**Aim of the exercise:** For each line in the data that includes "Search", make a copy.

Interface dataset entries
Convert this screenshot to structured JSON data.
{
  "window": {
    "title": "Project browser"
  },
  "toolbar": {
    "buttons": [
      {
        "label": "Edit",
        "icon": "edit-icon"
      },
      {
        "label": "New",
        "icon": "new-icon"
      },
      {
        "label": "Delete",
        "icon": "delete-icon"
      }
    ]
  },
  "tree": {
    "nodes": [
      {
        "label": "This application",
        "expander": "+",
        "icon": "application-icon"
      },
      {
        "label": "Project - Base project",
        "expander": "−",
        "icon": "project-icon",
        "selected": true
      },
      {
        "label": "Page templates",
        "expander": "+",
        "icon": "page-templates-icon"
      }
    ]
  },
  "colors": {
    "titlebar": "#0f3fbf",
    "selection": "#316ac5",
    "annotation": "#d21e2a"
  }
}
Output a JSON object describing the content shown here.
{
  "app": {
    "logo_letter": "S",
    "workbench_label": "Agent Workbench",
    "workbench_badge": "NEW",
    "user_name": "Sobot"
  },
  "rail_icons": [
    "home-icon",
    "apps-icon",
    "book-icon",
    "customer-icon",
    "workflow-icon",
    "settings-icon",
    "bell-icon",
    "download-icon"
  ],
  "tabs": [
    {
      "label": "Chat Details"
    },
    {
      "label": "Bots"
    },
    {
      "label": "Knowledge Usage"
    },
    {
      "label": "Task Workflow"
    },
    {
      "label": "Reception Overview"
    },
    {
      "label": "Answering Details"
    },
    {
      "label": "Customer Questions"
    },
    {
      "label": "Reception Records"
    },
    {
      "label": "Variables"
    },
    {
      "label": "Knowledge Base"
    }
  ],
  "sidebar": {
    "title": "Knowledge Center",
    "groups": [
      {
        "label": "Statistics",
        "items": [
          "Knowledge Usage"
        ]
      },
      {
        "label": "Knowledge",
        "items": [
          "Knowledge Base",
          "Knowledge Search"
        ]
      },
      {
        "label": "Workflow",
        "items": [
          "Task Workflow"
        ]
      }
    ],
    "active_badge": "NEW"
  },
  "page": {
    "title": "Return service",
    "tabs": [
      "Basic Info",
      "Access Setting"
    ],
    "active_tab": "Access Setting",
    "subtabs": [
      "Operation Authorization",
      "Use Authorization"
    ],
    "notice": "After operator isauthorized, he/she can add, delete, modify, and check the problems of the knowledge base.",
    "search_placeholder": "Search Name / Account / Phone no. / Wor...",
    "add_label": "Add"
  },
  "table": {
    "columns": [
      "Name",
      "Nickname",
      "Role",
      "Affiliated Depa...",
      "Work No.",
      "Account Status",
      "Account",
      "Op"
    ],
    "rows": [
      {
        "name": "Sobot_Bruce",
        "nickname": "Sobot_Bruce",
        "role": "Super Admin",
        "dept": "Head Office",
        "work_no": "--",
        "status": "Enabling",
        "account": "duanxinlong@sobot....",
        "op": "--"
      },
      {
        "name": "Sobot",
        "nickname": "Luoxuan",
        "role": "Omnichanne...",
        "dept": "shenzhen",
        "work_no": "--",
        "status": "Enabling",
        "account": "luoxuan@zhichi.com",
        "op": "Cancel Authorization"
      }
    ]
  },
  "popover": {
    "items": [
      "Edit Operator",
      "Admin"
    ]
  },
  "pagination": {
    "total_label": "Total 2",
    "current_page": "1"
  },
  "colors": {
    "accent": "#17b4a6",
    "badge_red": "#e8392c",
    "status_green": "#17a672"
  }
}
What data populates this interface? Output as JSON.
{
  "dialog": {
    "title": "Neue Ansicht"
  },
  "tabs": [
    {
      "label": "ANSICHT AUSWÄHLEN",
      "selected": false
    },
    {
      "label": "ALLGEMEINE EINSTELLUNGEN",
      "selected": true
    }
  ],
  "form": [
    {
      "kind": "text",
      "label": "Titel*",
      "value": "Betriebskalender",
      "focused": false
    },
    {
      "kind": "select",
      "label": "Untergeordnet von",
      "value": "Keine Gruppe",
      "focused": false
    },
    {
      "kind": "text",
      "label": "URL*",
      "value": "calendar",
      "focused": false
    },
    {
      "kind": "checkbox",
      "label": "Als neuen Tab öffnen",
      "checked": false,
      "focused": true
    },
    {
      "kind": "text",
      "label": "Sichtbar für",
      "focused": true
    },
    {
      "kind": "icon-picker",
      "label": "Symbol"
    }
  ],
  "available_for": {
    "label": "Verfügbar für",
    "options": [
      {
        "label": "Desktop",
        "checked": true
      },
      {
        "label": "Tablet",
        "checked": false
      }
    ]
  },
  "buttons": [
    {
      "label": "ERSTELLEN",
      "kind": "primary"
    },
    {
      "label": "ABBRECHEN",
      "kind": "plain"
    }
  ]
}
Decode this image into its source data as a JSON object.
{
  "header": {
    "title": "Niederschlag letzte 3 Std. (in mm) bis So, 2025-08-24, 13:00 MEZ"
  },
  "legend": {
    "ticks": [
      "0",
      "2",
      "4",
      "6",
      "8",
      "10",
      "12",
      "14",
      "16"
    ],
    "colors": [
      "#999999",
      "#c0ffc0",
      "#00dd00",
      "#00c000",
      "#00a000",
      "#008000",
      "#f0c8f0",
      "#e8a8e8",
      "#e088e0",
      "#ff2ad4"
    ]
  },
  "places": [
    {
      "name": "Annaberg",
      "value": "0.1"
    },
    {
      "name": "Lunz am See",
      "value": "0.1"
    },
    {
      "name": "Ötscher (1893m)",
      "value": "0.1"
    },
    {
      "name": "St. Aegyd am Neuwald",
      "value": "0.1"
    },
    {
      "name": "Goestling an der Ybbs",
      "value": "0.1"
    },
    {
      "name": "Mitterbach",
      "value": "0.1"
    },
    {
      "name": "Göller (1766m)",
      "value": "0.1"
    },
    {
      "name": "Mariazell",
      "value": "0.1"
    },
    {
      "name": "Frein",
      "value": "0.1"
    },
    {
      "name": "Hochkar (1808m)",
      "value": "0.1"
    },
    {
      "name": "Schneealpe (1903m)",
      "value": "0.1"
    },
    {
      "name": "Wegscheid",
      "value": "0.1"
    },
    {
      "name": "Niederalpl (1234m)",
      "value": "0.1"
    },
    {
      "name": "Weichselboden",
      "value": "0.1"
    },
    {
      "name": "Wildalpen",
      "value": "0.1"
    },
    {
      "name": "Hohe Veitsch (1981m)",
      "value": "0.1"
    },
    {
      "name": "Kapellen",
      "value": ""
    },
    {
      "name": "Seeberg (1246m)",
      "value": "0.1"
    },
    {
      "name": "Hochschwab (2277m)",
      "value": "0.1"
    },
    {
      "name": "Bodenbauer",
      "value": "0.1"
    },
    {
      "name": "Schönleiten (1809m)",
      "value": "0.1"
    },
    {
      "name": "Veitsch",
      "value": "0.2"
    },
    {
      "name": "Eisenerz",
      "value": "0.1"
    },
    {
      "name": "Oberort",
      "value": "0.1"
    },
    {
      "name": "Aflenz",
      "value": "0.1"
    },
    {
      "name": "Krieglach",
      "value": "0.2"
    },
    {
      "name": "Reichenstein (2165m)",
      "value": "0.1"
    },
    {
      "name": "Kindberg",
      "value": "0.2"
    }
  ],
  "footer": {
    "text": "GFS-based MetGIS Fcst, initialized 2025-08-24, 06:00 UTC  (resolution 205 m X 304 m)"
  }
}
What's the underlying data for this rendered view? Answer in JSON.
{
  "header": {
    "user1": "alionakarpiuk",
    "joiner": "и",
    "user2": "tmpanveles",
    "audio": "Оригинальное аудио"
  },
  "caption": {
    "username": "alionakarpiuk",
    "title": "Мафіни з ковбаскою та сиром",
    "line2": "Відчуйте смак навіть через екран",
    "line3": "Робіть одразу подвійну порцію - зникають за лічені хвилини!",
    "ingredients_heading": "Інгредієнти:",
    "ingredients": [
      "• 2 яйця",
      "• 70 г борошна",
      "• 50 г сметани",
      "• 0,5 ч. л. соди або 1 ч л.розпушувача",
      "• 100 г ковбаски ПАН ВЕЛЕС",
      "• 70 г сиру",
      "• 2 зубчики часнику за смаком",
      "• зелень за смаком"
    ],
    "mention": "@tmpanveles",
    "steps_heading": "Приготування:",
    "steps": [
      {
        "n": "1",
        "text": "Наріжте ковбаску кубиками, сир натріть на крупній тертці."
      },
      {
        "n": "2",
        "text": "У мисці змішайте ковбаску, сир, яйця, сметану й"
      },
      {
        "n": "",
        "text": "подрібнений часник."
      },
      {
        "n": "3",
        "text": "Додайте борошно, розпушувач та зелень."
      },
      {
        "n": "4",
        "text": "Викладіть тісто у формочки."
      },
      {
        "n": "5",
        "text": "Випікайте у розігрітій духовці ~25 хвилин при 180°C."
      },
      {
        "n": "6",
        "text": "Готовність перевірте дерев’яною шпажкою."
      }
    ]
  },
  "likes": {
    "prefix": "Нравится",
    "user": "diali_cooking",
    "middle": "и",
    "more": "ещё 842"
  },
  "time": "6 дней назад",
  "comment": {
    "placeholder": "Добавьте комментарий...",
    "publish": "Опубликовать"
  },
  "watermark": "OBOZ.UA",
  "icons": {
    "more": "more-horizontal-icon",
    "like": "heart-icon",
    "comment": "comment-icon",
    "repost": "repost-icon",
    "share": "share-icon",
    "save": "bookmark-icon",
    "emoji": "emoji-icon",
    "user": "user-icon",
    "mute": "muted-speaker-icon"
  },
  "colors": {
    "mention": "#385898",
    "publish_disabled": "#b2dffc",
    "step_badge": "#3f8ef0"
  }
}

**Response to this task:**
          "Knowledge Search"
    "search_placeholder": "Search Name / Account / Phone no. / Wor...",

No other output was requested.